Task item:
Answer with the number of lines in the listing below that contain the word "plus", and nothing else.
= = = =
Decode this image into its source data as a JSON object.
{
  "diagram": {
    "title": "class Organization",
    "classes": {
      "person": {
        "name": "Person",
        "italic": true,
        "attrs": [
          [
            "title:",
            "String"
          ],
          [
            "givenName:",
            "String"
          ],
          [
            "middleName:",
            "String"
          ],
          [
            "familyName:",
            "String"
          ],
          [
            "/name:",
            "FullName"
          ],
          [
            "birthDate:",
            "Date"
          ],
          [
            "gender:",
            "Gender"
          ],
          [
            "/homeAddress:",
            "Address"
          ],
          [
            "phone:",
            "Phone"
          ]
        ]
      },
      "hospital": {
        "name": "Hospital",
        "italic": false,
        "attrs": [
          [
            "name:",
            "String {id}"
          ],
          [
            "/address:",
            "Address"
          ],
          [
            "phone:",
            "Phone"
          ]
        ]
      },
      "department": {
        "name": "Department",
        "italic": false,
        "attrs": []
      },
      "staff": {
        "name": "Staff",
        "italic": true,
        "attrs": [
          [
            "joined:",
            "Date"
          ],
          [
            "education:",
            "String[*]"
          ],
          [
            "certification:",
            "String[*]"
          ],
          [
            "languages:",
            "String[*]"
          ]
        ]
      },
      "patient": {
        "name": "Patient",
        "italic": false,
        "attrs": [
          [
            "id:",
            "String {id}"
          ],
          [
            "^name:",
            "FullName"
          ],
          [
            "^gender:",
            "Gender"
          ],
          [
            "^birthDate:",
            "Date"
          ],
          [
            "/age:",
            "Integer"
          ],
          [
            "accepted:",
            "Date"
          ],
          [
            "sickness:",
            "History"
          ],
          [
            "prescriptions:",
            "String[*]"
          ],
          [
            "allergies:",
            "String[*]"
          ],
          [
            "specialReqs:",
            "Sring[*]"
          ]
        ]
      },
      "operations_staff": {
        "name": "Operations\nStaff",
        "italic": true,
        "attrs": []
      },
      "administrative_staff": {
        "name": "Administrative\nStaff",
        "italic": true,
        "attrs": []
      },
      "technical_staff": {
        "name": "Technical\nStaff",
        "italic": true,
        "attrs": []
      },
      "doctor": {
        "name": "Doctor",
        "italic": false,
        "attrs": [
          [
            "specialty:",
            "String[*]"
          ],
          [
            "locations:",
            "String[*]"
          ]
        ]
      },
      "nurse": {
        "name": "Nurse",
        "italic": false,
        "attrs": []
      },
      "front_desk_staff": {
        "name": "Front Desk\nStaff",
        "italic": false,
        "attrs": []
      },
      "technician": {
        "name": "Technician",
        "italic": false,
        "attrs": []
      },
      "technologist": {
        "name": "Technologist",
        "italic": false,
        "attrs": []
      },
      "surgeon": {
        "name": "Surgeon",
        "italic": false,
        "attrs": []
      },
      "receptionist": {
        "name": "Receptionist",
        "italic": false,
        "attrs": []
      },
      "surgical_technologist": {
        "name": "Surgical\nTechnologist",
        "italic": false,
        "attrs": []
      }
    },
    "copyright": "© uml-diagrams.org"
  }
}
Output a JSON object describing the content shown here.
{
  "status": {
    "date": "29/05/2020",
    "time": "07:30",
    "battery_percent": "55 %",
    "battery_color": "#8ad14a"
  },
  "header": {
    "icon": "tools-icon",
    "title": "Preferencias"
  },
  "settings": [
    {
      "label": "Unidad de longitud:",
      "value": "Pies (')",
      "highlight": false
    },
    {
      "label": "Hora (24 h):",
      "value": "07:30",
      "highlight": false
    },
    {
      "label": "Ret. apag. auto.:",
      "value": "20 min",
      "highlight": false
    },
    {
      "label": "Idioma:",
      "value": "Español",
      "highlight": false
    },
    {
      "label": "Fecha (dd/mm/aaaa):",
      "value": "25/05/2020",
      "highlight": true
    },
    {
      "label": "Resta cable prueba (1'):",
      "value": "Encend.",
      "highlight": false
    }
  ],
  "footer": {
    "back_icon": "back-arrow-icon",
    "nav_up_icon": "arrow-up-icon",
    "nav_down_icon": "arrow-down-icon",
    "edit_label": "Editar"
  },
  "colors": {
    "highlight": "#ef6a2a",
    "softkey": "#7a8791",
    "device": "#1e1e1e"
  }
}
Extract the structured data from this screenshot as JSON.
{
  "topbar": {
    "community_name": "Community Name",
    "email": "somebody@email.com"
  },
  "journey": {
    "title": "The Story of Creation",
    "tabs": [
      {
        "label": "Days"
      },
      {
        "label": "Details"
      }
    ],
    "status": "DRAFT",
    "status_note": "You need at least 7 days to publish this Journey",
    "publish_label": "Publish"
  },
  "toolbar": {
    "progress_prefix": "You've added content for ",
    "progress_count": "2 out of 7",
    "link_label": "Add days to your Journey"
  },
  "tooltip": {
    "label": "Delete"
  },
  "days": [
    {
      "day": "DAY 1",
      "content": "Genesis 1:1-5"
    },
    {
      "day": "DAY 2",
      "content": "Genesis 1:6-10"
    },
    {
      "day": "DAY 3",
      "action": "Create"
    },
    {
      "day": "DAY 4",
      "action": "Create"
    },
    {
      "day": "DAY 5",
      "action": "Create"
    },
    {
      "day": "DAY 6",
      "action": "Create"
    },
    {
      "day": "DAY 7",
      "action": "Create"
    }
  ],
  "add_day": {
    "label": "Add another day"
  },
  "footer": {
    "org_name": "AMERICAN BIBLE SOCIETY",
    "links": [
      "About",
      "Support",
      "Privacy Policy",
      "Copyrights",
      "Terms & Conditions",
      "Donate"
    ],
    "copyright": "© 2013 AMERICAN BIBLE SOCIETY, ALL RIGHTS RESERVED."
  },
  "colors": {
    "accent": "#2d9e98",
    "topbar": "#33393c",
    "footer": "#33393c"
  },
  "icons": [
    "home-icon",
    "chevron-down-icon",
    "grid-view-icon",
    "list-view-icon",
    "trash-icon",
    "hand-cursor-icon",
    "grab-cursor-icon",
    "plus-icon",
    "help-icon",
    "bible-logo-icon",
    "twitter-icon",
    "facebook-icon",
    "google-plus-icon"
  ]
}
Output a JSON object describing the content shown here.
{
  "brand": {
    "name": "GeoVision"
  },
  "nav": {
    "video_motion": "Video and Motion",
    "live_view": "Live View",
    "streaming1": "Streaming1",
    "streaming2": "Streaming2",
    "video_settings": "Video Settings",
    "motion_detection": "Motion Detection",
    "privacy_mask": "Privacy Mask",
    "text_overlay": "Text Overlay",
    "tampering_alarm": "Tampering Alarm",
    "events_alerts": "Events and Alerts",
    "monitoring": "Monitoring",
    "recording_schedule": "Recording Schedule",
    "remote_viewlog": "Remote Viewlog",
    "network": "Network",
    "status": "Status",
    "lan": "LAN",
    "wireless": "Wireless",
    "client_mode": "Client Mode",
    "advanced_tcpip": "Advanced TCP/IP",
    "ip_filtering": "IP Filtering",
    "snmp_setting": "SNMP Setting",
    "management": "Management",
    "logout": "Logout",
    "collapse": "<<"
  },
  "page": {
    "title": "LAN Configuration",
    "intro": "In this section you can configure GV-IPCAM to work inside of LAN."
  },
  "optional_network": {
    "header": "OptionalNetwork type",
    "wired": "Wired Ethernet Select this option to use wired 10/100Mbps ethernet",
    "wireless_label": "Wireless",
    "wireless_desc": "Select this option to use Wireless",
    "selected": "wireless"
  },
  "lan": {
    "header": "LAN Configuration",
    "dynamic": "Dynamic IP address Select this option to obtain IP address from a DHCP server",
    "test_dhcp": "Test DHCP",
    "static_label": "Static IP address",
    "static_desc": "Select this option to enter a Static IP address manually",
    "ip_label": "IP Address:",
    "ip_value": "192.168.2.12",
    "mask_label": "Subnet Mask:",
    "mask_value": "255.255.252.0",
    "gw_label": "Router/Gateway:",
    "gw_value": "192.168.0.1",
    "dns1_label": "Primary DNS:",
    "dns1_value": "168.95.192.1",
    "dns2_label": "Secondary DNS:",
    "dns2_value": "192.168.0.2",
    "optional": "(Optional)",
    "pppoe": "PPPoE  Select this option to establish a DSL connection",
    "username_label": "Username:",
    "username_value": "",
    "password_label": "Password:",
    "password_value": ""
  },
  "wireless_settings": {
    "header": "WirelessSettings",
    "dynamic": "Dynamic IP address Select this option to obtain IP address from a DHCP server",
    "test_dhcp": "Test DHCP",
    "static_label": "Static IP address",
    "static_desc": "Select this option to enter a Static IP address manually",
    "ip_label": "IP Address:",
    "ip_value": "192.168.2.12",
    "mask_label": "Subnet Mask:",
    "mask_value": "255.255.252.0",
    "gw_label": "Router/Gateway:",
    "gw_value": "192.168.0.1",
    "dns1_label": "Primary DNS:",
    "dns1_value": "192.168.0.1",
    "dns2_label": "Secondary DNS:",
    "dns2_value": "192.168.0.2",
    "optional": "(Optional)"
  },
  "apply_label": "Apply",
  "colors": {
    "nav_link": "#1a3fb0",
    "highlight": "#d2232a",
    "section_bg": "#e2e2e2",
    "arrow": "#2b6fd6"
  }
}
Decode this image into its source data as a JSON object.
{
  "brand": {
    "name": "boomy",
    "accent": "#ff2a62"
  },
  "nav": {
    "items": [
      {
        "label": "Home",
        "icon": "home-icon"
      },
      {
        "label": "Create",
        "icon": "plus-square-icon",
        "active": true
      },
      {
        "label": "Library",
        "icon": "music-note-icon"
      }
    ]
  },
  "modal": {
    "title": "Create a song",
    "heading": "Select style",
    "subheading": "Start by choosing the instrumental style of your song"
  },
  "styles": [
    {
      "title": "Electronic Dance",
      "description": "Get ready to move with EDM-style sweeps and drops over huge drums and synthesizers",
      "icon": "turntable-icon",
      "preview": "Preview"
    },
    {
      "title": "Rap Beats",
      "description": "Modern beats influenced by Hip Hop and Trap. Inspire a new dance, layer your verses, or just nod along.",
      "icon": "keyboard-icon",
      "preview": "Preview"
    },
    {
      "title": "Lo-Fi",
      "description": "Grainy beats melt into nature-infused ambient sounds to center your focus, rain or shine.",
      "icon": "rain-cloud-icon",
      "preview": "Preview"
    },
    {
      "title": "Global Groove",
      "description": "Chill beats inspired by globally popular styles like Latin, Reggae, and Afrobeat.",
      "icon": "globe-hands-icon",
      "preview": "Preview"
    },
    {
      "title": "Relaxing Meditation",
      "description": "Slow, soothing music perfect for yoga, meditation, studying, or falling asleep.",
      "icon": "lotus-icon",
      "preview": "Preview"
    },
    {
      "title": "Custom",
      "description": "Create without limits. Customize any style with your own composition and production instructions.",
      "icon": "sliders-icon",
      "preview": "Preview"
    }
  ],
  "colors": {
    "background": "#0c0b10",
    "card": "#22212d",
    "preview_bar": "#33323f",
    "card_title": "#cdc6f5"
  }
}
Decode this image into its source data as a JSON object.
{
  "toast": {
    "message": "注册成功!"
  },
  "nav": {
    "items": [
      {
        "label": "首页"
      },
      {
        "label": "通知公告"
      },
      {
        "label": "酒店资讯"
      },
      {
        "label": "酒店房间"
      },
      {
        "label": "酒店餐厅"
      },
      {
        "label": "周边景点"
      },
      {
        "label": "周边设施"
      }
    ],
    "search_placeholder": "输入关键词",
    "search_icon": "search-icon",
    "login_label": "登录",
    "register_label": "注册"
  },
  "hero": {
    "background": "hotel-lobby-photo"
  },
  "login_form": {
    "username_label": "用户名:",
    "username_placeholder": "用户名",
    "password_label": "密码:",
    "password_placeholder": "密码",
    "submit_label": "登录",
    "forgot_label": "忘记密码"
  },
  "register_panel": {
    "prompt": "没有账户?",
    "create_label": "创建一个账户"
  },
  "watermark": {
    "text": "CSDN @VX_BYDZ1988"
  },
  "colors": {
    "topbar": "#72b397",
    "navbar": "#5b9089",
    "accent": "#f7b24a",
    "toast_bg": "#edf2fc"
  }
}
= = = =
Response area:
3